By Sam Knight
July 12, 2005
A controversial new EU regulation that has threatened to outlaw thousands of mineral supplements and bankrupt health food stores across Britain was upheld this morning.
The European Court of Justice approved the Food Supplements Directive even though the court's own Advocate-General advised that the Directive was invalid under EU law.
The ruling - greeted with surprise - is a defeat for a concerted campaign by more than a million British health food customers and shops.
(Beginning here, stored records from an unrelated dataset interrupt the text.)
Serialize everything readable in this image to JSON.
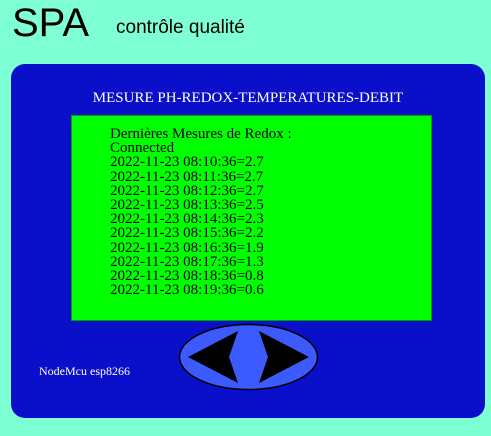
{
  "header": {
    "title": "SPA",
    "subtitle": "contrôle qualité"
  },
  "panel": {
    "title": "MESURE PH-REDOX-TEMPERATURES-DEBIT",
    "display": {
      "heading": "Dernières Mesures de Redox :",
      "status": "Connected",
      "readings": [
        "2022-11-23 08:10:36=2.7",
        "2022-11-23 08:11:36=2.7",
        "2022-11-23 08:12:36=2.7",
        "2022-11-23 08:13:36=2.5",
        "2022-11-23 08:14:36=2.3",
        "2022-11-23 08:15:36=2.2",
        "2022-11-23 08:16:36=1.9",
        "2022-11-23 08:17:36=1.3",
        "2022-11-23 08:18:36=0.8",
        "2022-11-23 08:19:36=0.6"
      ]
    },
    "footer_label": "NodeMcu esp8266",
    "nav_control": {
      "icons": [
        "arrow-left-icon",
        "diamond-icon",
        "arrow-right-icon"
      ]
    }
  },
  "colors": {
    "page_background": "#7fffd4",
    "panel_background": "#0a0fc9",
    "display_background": "#00ff00",
    "nav_oval": "#3b5bff",
    "nav_arrows": "#000000"
  }
}
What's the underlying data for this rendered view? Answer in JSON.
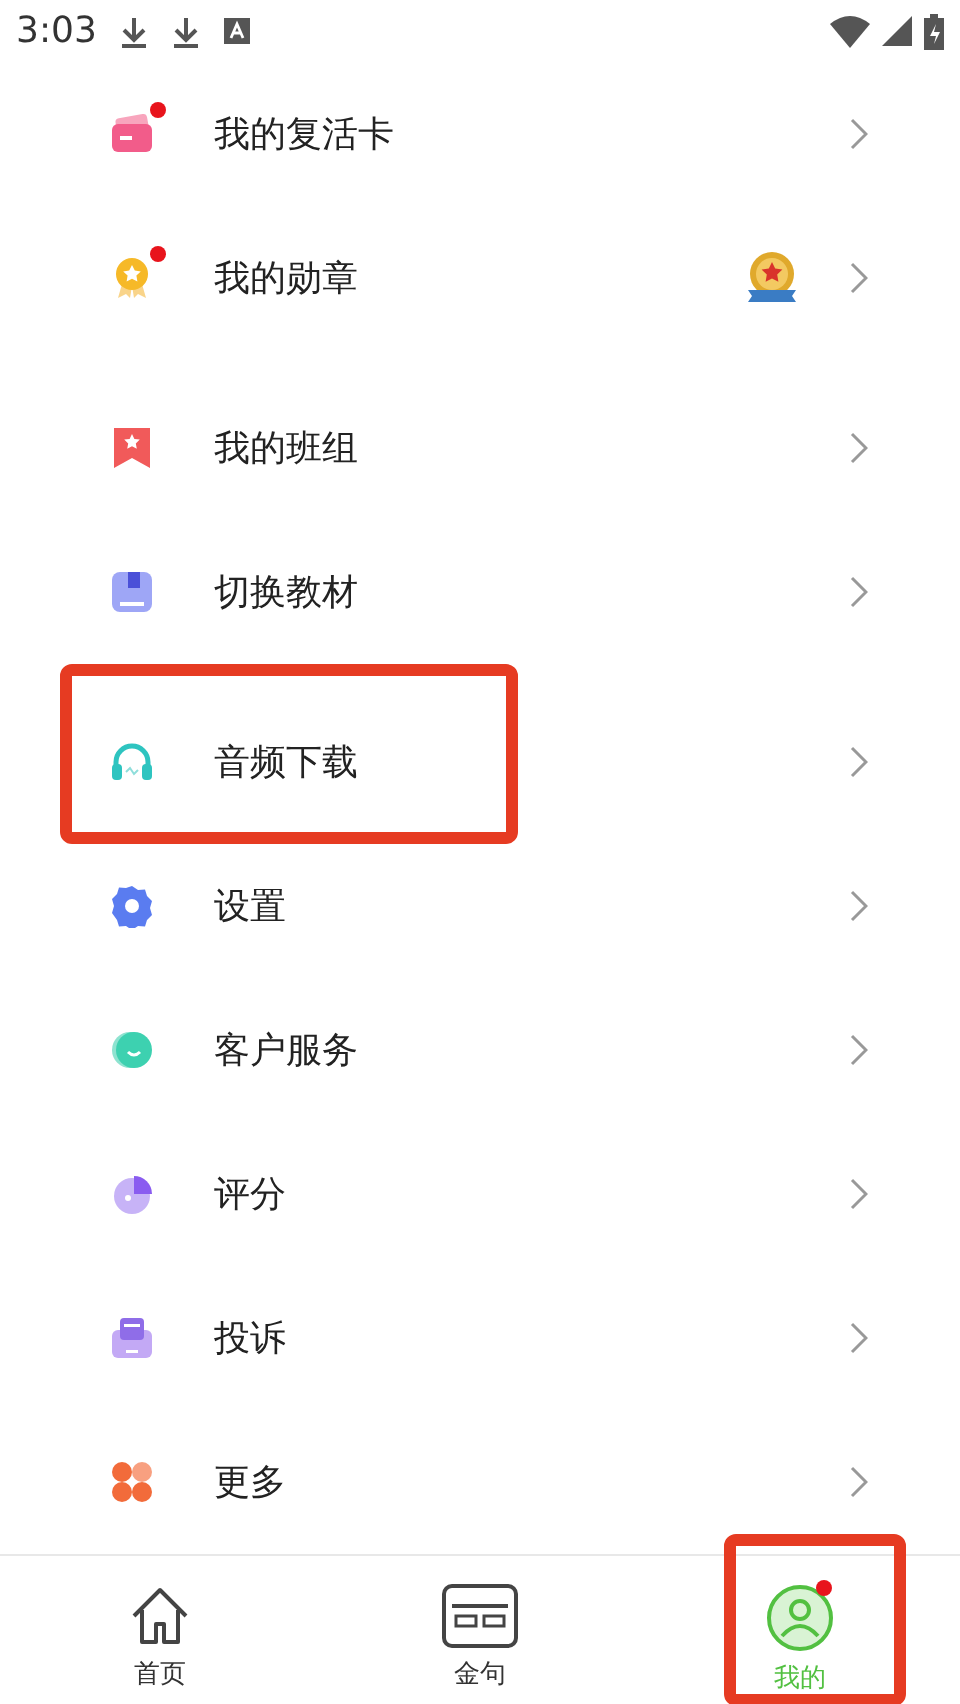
{
  "status_bar": {
    "time": "3:03"
  },
  "sections": [
    {
      "items": [
        {
          "label": "我的复活卡",
          "badge": true,
          "medal": false,
          "highlighted": false
        },
        {
          "label": "我的勋章",
          "badge": true,
          "medal": true,
          "highlighted": false
        }
      ]
    },
    {
      "items": [
        {
          "label": "我的班组",
          "badge": false,
          "medal": false,
          "highlighted": false
        },
        {
          "label": "切换教材",
          "badge": false,
          "medal": false,
          "highlighted": false
        }
      ]
    },
    {
      "items": [
        {
          "label": "音频下载",
          "badge": false,
          "medal": false,
          "highlighted": true
        },
        {
          "label": "设置",
          "badge": false,
          "medal": false,
          "highlighted": false
        },
        {
          "label": "客户服务",
          "badge": false,
          "medal": false,
          "highlighted": false
        },
        {
          "label": "评分",
          "badge": false,
          "medal": false,
          "highlighted": false
        },
        {
          "label": "投诉",
          "badge": false,
          "medal": false,
          "highlighted": false
        },
        {
          "label": "更多",
          "badge": false,
          "medal": false,
          "highlighted": false
        }
      ]
    }
  ],
  "bottom_nav": [
    {
      "label": "首页",
      "selected": false,
      "badge": false,
      "highlighted": false
    },
    {
      "label": "金句",
      "selected": false,
      "badge": false,
      "highlighted": false
    },
    {
      "label": "我的",
      "selected": true,
      "badge": true,
      "highlighted": true
    }
  ]
}
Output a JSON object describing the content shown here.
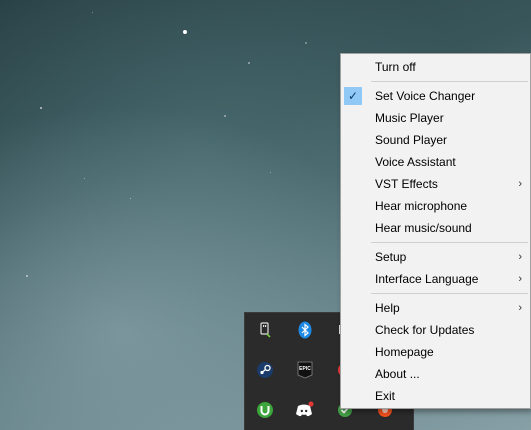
{
  "context_menu": {
    "items": [
      {
        "label": "Turn off",
        "separator_after": true
      },
      {
        "label": "Set Voice Changer",
        "checked": true
      },
      {
        "label": "Music Player"
      },
      {
        "label": "Sound Player"
      },
      {
        "label": "Voice Assistant"
      },
      {
        "label": "VST Effects",
        "has_submenu": true
      },
      {
        "label": "Hear microphone"
      },
      {
        "label": "Hear music/sound",
        "separator_after": true
      },
      {
        "label": "Setup",
        "has_submenu": true
      },
      {
        "label": "Interface Language",
        "has_submenu": true,
        "separator_after": true
      },
      {
        "label": "Help",
        "has_submenu": true
      },
      {
        "label": "Check for Updates"
      },
      {
        "label": "Homepage"
      },
      {
        "label": "About ..."
      },
      {
        "label": "Exit"
      }
    ],
    "check_glyph": "✓",
    "submenu_glyph": "›",
    "colors": {
      "background": "#f2f2f2",
      "check_highlight": "#90c8f6",
      "separator": "#d0d0d0"
    }
  },
  "tray": {
    "icons": [
      {
        "name": "usb-eject-icon",
        "color": "#e0e0e0"
      },
      {
        "name": "bluetooth-icon",
        "color": "#1e88e5"
      },
      {
        "name": "generic-tray-icon",
        "color": "#e0e0e0"
      },
      {
        "name": "steam-icon",
        "color": "#1b3c6b"
      },
      {
        "name": "epic-games-icon",
        "color": "#111111",
        "text": "EPIC"
      },
      {
        "name": "red-app-icon",
        "color": "#e53935"
      },
      {
        "name": "utorrent-icon",
        "color": "#3ca53c"
      },
      {
        "name": "discord-icon",
        "color": "#ffffff"
      },
      {
        "name": "green-check-app-icon",
        "color": "#43a047"
      },
      {
        "name": "orange-app-icon",
        "color": "#f4511e"
      }
    ],
    "colors": {
      "background": "#2b2b2b"
    }
  }
}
They have argued that the law, which will come into effect on August 1, will impose an unprecedented level of regulation on mineral supplements and could threaten the existence of small suppliers.
The Alliance For Natural Health (ANH), a group backed by the British Health Food Manufacturers Association, have contended that it is unfair for health food manufacturers to bear the cost of applying for approval for products they have been selling for many years.
But the judges of the European Court of Justice said today that the new law was necessary to simplify the trade in natural remedies, and to give clear health advice to consumers by instituting an approved list of supplements, known as a "positive list".
The court observed that "before the directive was adopted, food supplements were regulated by differing national rules liable to impede the free movement of those goods and the functioning of the internal market."
But in an apparent concession to the British health food industry, which sells around £300 million of natural remedies every year, the judges did promise to simplify the application process for ingredients. They ruled that the burden of proof should shift from those seeking approval to those seeking to ban a product.
The judges concluded: "An application to have a substance included on a list may be refused only on the basis of a full risk assessment, established on the basis of the most reliable scientific data available and the most recent results of international research. A refusal must also be open to challenge before the courts."
The initial reaction of the British health food industry was mixed, as campaigners said they were still digesting the ruling and analysing the revisions made to the application process.
"We had expected a better verdict," said a spokesman for the Alliance For Natural Health this morning. "On the surface it looks like bad news, because they are upholding the Food Supplements Directive and that is disappointing... However, there may be a positive side to this."
Sue Croft, the director of Consumers for Health Choice, said that their campaign for special allowances for the British health food industry would go on.
"I think that we still have to stick out for a national delegation," she told Times Online. "We have to re-open negotiations with the EU trade commission to keep hold of our supplements and keep the British market intact. I think we have the political will to do that and that would be brilliant."
The Directive was first approved by EU governments in 2002, and health food manufacturers were given until today - July 12, 2005 - to submit detailed scientific dossiers proving their ingredients were safe. Those supplements that failed to qualify would be banned.
Over the last three years, health food suppliers have either reformulated their goods, replacing natural substances with synthetic chemicals that already have EU approval, or waited as their legal challenge made its way through the courts.
As part of their campaign, a petition of more than one million signatures and a letter of protest has been sent to Tony Blair signed by more than 300 doctors and scientists.
Today's deadline means that health food retailers and manufacturers have sent in hundreds of dossiers for their ingredients over the last week, leaving the current list of which products are banned and which are approved in flux.
"There is no current accurate list," said Ms Croft.